I try to heed scholars like Milagros Ricourt in thinking through how spiritual assertions of belonging and authority in rural Santo Domingo and the center island were expressions not only of some sort of millenarian crisis at different moments but rather constitutive of whole logics of community, expectations for an appropriate ordering of authority, and a common vocabulary of place—physically rooted in the local geography itself—that need great care and time in elaboration. The challenges are myriad in reconstructing these stories! I look forward to reading forthcoming work by Aida Heredia, Christina Davidson, and others, who are going to enrich our understanding of the rich spiritual-political landscape of the nineteenth century.
5. What contemporary resonances, if any, do you see for the nineteenth-century Dominican-Haitian interactions carefully narrated in your article?
Just as President Heureaux’s real problem along the “border” in the 1890s was not any sort of national enmity but rather the rebels who opposed him there, so do some present-day Dominican politicians invoke anti-Haitian discourses as a blatant and cynical distraction from other issues. Without speaking for others in the present day, I will note that activists, scholars, and others, both in diaspora and on the island, insistently call out this diversionary and racist tactic. And, they offer urgent counternarratives that reject the conflict framework for what it has always been, a malicious and unrealized project.
6. Read anything good recently?

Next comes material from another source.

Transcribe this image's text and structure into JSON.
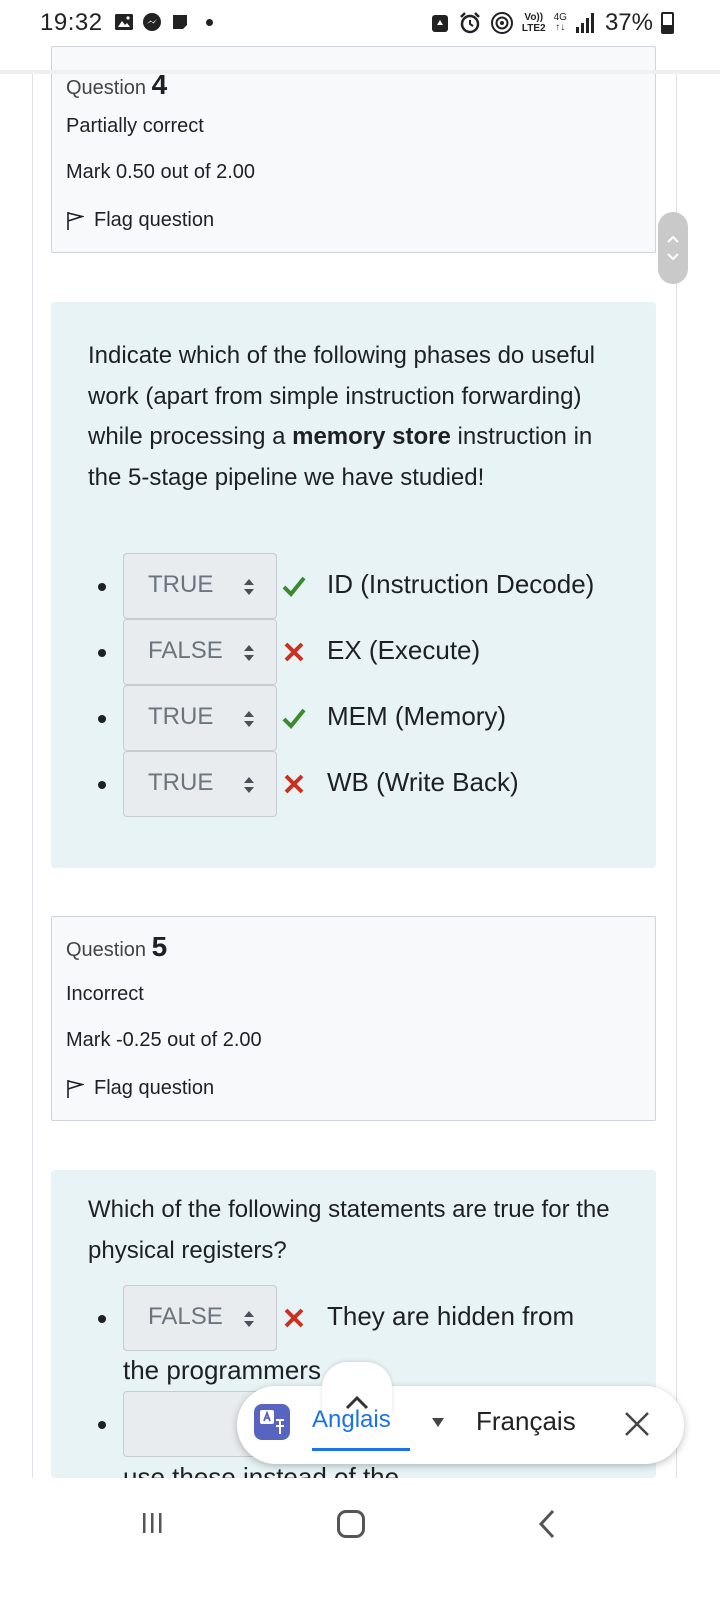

Top image: “Sketch Map of the Country between the Bay of Neyba and Laguna Fonda in the Republic of Santo Domingo, by James W. Wells, MICE, FRGS, 1892.”